### Material to process

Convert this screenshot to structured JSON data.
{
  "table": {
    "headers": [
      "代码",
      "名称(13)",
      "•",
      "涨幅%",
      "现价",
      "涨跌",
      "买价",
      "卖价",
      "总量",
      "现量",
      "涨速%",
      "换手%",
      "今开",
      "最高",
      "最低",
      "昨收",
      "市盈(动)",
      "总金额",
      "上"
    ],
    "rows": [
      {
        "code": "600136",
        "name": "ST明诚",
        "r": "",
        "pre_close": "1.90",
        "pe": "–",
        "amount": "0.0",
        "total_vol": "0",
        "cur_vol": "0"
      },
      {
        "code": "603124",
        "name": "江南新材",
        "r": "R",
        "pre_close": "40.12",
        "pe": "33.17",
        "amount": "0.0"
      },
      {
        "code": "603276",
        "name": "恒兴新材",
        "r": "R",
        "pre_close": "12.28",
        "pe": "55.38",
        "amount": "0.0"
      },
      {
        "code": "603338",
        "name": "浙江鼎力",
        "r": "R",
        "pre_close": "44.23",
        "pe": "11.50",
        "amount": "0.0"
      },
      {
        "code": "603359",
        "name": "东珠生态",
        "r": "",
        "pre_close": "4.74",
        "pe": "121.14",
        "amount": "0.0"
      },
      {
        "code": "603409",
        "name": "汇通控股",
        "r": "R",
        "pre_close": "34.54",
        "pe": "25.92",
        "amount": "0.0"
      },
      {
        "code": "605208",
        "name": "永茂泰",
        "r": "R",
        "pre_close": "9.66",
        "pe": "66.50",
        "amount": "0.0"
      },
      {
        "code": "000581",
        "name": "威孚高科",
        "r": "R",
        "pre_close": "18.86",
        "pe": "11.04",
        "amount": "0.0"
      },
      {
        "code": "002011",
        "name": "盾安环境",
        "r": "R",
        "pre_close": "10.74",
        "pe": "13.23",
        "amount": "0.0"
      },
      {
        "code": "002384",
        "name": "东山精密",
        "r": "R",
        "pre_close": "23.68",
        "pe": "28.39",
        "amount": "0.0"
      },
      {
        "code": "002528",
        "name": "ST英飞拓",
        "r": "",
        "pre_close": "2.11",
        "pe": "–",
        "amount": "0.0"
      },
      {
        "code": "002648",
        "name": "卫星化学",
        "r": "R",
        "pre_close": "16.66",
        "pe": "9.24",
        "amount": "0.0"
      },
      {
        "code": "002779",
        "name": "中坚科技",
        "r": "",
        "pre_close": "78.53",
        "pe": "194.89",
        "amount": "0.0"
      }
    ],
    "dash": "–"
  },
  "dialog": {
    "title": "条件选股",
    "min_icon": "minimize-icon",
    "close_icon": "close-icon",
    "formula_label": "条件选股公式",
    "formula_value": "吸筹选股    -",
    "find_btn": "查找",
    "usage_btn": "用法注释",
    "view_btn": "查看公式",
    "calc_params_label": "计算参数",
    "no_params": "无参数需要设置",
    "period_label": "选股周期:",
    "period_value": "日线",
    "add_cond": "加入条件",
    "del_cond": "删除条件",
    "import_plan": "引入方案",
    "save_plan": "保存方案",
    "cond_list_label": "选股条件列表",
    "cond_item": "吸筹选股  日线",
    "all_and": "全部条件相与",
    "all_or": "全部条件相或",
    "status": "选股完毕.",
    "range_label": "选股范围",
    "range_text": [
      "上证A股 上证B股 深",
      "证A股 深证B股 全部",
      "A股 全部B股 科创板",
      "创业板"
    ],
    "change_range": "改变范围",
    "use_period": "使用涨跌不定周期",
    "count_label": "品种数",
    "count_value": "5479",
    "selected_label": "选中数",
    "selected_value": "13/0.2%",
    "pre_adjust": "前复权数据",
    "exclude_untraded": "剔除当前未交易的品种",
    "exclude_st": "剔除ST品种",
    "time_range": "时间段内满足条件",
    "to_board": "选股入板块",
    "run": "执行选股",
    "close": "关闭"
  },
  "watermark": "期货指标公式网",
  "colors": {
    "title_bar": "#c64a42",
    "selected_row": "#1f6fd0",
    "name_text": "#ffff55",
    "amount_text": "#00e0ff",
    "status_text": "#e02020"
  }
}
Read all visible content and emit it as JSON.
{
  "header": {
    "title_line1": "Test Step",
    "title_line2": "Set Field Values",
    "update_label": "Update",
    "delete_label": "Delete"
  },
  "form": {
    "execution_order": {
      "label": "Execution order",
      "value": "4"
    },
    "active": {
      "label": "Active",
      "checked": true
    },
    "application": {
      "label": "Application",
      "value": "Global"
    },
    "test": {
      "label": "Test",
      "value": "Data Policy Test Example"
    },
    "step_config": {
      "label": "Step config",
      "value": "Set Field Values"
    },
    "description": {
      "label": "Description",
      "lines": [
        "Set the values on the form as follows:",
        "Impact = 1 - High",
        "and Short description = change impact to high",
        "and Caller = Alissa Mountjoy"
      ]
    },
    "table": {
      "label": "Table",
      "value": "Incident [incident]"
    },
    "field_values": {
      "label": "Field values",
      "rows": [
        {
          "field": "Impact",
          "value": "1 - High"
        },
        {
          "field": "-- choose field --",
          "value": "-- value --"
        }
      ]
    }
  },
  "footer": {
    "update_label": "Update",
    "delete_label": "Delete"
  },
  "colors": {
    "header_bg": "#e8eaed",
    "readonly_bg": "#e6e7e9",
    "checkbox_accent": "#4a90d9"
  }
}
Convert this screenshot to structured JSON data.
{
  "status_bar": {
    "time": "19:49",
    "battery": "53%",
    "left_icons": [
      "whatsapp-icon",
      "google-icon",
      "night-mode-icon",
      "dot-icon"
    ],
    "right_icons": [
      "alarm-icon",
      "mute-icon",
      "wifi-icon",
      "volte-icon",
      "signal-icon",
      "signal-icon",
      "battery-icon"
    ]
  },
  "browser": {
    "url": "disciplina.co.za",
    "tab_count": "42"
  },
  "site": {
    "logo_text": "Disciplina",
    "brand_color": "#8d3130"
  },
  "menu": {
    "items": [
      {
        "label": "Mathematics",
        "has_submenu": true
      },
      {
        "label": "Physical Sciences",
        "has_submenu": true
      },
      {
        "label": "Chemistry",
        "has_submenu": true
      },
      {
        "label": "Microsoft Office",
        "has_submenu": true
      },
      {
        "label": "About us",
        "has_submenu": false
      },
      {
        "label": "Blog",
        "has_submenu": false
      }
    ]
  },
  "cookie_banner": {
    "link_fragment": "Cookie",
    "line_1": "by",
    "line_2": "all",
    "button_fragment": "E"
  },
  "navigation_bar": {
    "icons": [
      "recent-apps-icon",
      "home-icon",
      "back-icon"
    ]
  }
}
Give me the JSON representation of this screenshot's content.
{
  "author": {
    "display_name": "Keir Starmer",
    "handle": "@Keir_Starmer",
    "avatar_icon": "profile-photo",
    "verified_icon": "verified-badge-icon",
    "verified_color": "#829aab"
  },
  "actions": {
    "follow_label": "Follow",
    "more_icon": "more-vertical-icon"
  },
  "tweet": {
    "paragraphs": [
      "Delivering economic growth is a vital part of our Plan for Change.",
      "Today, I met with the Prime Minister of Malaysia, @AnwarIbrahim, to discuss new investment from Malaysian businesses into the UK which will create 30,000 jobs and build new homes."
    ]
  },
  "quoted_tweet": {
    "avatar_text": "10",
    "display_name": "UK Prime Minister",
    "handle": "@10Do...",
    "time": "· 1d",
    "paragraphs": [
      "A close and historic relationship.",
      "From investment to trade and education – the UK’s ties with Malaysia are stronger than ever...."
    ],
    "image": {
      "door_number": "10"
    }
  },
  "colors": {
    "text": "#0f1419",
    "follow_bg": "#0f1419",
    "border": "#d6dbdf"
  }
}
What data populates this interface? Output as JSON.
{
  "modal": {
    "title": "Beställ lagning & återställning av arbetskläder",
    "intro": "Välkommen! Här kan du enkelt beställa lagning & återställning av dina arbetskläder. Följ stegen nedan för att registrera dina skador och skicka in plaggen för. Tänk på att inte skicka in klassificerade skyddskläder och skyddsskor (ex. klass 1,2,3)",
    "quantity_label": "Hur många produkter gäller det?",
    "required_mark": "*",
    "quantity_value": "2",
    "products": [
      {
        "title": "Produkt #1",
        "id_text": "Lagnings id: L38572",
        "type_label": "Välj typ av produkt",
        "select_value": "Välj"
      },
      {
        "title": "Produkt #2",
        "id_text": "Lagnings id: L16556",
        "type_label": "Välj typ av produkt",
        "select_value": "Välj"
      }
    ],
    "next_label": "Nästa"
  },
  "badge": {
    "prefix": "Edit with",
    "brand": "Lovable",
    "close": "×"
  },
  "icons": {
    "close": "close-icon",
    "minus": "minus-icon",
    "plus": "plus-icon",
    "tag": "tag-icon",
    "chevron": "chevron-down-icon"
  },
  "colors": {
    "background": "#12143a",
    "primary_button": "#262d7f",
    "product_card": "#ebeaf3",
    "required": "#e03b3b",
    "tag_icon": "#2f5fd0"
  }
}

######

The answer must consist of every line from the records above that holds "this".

Convert this screenshot to structured JSON data.
Convert this screenshot to structured JSON data.
Give me the JSON representation of this screenshot's content.
What data populates this interface? Output as JSON.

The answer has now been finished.